@C.VanDorne: I poked my head into the old Gibson plant a couple years ago (I am a fingerpicking folkie).
It's mainly an empty shell with the Hertiage shop occupying a small part of it. I'm not enpugh of an afficianado of guitars (though I love my Taylor) to compare Heritage and Gibson except to say it looks like there's not as much energy around the old place as there once was.
As far as I know Heritage is still in business at the old Parsons Street factory that Gibson used to run. I don't know if they use the entire facility or just part of it since they are a small operation. I know they used to build acoustics and electrics but at some point I think they dropped the acoustics. They don't adverstise much, preferring word-of-mouth. While I have an old Kalamazoo Gibson Les Paul Signature semi-hollow body, I don't have any exposure to Heritage. I've read they are pretty good though.

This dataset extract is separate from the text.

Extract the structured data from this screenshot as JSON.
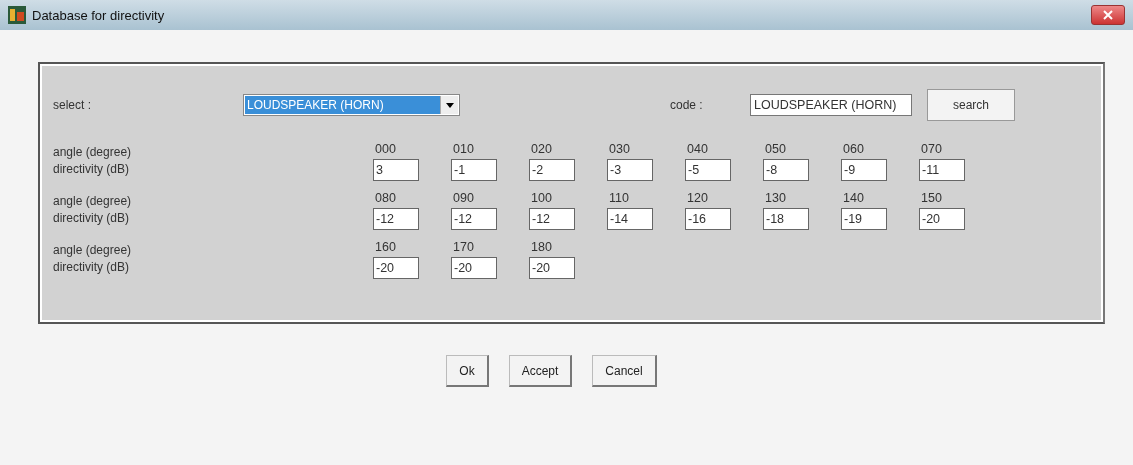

In San Francisco Bay Area, tech sector is being blamed for pricing most non-tech workers and lower income people out of the housing -- and even the apartment rental -- market. Kalamazoo sounds enticing just for that reason...cheaper real estate. But again, there is that polar vortex issue and hot summers, etc.
What are the engineering and design challenges in creating successful IoT devices? These devices are usually small, resource-constrained electronics designed to sense, collect, send, and/or interpret data. Some of the devices need to be smart enough to act upon data in real time, 24/7. Are the design challenges the same as with embedded systems, but with a little developer- and IT-skills added in? What do engineers need to know? Rick Merritt talks with two experts about the tools and best options for designing IoT devices in 2016. Specifically the guests will discuss sensors, security, and lessons from IoT deployments.